- Website and app data records:
——————————

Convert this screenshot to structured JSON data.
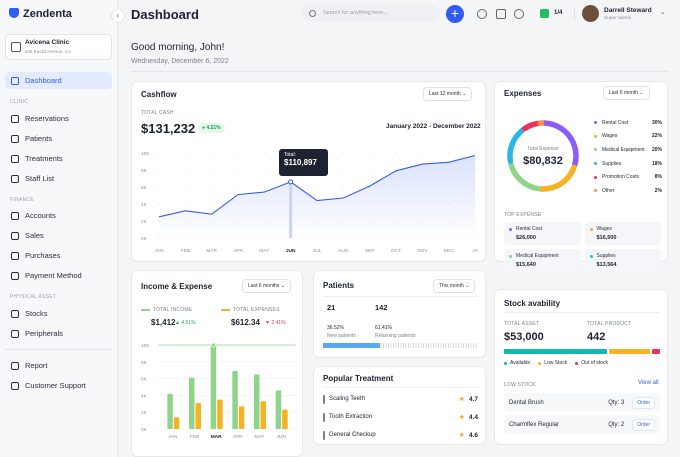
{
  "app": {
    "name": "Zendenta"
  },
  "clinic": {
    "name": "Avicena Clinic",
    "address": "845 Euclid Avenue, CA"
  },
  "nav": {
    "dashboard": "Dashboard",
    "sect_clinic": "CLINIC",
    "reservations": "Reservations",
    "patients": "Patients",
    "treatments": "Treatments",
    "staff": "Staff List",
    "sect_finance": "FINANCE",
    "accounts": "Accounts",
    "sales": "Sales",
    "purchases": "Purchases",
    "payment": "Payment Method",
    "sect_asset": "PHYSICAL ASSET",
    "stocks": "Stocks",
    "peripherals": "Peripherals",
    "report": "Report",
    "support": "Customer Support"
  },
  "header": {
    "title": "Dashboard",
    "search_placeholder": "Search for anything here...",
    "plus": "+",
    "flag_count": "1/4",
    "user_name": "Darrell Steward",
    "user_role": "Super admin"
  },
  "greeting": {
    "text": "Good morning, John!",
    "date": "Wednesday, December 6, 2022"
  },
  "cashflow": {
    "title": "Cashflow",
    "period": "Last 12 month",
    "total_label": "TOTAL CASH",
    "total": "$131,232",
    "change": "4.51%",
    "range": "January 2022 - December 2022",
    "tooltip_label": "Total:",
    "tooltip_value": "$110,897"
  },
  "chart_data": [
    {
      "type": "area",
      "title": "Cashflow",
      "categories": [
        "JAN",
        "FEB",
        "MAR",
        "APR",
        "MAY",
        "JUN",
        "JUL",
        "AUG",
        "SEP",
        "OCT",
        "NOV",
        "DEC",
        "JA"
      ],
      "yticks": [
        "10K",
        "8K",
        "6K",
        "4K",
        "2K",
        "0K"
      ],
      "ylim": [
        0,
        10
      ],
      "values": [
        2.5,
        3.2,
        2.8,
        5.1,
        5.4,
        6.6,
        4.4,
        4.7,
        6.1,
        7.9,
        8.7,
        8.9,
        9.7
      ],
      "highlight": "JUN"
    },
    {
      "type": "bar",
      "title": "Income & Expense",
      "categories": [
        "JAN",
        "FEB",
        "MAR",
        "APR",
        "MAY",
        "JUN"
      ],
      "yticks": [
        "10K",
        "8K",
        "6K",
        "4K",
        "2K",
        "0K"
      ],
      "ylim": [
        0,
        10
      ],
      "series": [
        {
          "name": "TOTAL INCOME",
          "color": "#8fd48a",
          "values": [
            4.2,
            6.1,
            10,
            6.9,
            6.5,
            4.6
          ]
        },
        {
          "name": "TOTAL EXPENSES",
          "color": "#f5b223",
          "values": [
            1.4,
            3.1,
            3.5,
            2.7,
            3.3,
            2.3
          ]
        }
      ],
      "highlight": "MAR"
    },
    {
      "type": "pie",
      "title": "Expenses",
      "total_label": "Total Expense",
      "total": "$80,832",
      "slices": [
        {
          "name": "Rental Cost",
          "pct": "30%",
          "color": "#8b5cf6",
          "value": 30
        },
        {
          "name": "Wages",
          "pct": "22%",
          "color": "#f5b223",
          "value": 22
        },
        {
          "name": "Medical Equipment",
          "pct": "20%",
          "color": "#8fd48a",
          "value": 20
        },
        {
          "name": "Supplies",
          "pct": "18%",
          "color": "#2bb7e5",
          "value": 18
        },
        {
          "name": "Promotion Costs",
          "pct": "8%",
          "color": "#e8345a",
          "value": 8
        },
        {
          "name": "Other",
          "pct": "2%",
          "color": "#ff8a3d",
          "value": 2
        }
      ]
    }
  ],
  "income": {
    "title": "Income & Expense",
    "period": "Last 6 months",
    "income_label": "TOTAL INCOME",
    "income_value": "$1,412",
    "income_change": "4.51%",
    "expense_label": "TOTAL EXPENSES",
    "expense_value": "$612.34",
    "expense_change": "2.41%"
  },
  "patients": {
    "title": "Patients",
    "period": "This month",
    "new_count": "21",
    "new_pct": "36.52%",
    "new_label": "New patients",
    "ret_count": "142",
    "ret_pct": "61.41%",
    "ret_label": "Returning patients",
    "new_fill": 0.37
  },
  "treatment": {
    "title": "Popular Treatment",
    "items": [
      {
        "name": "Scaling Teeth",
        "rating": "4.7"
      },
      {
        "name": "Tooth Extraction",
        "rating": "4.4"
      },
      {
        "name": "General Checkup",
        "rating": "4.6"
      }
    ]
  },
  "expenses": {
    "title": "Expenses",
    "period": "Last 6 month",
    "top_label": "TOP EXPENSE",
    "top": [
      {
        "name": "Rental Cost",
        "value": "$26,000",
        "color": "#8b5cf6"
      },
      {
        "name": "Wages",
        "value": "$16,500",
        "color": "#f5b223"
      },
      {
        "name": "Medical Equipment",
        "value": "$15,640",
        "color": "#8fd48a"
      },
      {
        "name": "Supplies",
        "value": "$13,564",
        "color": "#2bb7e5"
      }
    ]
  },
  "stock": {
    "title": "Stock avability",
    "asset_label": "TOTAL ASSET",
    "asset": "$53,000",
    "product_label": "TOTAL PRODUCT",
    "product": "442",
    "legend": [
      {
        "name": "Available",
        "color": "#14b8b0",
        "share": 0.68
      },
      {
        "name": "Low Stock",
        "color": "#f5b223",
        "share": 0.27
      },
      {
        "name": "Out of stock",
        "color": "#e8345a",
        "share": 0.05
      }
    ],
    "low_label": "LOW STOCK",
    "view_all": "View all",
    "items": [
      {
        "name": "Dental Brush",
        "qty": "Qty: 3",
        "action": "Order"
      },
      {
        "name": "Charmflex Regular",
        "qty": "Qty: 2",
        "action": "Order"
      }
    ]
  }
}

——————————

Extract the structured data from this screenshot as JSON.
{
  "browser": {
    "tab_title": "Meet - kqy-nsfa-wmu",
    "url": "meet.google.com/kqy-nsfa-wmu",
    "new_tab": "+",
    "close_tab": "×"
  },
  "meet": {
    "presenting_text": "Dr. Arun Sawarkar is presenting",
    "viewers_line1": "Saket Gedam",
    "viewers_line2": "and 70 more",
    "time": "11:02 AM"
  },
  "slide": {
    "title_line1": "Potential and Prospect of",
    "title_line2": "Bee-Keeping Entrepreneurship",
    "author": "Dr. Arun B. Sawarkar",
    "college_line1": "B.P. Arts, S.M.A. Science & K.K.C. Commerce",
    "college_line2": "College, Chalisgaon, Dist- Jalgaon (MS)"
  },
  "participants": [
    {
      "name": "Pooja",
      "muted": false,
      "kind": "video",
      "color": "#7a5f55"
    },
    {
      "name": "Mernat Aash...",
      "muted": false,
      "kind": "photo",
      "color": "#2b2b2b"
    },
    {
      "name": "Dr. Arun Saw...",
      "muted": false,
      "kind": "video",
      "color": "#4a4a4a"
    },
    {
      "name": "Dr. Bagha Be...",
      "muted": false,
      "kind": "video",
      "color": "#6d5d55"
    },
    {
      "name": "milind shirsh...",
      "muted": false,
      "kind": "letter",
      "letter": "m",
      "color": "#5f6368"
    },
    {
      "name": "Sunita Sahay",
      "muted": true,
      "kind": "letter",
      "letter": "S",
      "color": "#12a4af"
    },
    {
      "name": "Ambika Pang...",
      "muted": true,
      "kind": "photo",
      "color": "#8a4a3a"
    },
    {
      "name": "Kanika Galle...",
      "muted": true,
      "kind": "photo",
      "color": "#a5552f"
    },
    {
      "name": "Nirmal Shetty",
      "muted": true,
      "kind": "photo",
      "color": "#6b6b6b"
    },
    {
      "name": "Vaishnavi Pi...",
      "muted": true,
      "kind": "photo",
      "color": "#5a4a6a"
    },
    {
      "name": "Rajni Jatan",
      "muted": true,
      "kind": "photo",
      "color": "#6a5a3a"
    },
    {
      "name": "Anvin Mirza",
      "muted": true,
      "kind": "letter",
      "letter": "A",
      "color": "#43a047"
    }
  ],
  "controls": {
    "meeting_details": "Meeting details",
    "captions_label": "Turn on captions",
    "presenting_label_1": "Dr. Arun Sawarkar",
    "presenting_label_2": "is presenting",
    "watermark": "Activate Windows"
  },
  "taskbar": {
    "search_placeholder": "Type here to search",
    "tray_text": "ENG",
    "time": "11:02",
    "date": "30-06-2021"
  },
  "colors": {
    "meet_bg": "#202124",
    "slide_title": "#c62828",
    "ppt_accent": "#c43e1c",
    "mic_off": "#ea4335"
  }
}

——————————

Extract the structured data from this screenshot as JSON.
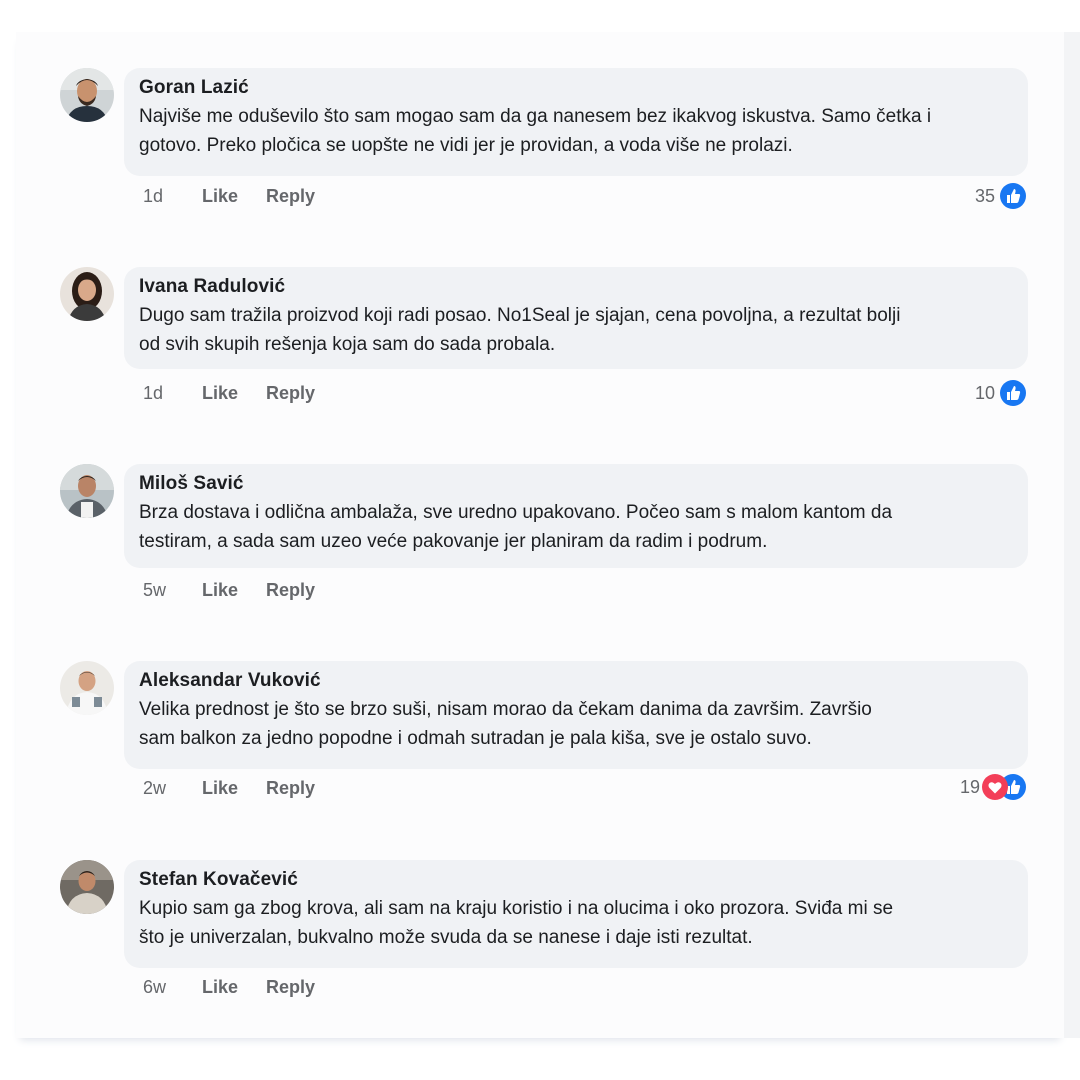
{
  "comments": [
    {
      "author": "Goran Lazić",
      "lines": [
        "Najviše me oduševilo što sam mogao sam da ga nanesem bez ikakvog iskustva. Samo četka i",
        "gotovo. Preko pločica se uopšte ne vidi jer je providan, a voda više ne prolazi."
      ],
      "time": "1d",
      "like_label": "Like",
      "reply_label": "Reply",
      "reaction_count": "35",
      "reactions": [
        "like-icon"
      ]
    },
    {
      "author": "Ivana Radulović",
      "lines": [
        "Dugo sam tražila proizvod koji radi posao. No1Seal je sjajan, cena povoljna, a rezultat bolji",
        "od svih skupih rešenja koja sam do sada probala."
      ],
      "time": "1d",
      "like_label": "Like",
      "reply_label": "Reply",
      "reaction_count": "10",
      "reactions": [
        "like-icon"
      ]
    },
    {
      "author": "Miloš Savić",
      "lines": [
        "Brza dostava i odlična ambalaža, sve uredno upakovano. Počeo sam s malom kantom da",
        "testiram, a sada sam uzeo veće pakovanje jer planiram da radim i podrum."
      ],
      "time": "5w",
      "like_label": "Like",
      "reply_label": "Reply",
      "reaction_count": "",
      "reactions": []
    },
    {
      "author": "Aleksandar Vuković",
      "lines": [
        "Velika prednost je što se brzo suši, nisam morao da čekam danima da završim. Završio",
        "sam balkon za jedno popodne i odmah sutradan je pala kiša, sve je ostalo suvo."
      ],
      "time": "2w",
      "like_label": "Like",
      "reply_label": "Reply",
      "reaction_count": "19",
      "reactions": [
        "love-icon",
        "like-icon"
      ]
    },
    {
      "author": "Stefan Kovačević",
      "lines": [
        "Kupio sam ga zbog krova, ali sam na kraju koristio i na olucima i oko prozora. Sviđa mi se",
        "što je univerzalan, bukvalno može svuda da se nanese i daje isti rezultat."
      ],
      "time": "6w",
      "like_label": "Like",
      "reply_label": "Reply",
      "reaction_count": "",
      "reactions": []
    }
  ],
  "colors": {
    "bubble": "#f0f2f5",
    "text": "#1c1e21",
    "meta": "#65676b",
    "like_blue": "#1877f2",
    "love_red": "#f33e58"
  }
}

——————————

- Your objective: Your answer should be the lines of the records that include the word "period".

- Finished task:
    "period": "Last 12 month",
    "period": "Last 6 months",
    "period": "This month",
    "period": "Last 6 month",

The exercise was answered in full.